╭─ Records supplied

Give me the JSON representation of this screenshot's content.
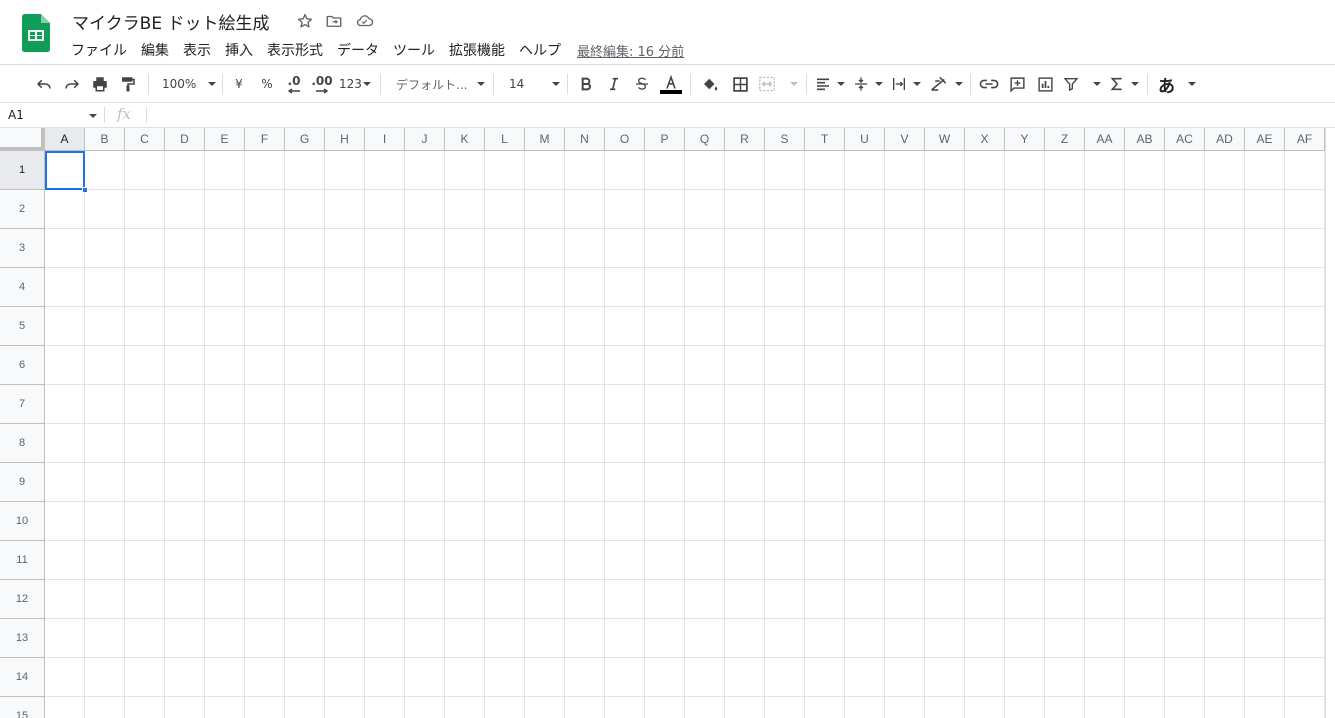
{
  "app": {
    "title": "マイクラBE ドット絵生成",
    "last_edit": "最終編集: 16 分前",
    "brand_color": "#0f9d58"
  },
  "menu": [
    "ファイル",
    "編集",
    "表示",
    "挿入",
    "表示形式",
    "データ",
    "ツール",
    "拡張機能",
    "ヘルプ"
  ],
  "toolbar": {
    "zoom": "100%",
    "currency": "¥",
    "percent": "%",
    "decimal_decrease": ".0",
    "decimal_increase": ".00",
    "more_formats": "123",
    "font": "デフォルト...",
    "font_size": "14",
    "input_tools": "あ",
    "text_color": "#000000"
  },
  "formula_bar": {
    "name_box": "A1",
    "fx": "fx",
    "formula": ""
  },
  "sheet": {
    "columns": [
      "A",
      "B",
      "C",
      "D",
      "E",
      "F",
      "G",
      "H",
      "I",
      "J",
      "K",
      "L",
      "M",
      "N",
      "O",
      "P",
      "Q",
      "R",
      "S",
      "T",
      "U",
      "V",
      "W",
      "X",
      "Y",
      "Z",
      "AA",
      "AB",
      "AC",
      "AD",
      "AE",
      "AF"
    ],
    "rows": [
      "1",
      "2",
      "3",
      "4",
      "5",
      "6",
      "7",
      "8",
      "9",
      "10",
      "11",
      "12",
      "13",
      "14",
      "15"
    ],
    "active_cell": "A1",
    "selection_color": "#1a73e8"
  }
}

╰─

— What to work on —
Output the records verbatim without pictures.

— Finished exercise —
Give me the JSON representation of this screenshot's content.
{
  "app": {
    "title": "マイクラBE ドット絵生成",
    "last_edit": "最終編集: 16 分前",
    "brand_color": "#0f9d58"
  },
  "menu": [
    "ファイル",
    "編集",
    "表示",
    "挿入",
    "表示形式",
    "データ",
    "ツール",
    "拡張機能",
    "ヘルプ"
  ],
  "toolbar": {
    "zoom": "100%",
    "currency": "¥",
    "percent": "%",
    "decimal_decrease": ".0",
    "decimal_increase": ".00",
    "more_formats": "123",
    "font": "デフォルト...",
    "font_size": "14",
    "input_tools": "あ",
    "text_color": "#000000"
  },
  "formula_bar": {
    "name_box": "A1",
    "fx": "fx",
    "formula": ""
  },
  "sheet": {
    "columns": [
      "A",
      "B",
      "C",
      "D",
      "E",
      "F",
      "G",
      "H",
      "I",
      "J",
      "K",
      "L",
      "M",
      "N",
      "O",
      "P",
      "Q",
      "R",
      "S",
      "T",
      "U",
      "V",
      "W",
      "X",
      "Y",
      "Z",
      "AA",
      "AB",
      "AC",
      "AD",
      "AE",
      "AF"
    ],
    "rows": [
      "1",
      "2",
      "3",
      "4",
      "5",
      "6",
      "7",
      "8",
      "9",
      "10",
      "11",
      "12",
      "13",
      "14",
      "15"
    ],
    "active_cell": "A1",
    "selection_color": "#1a73e8"
  }
}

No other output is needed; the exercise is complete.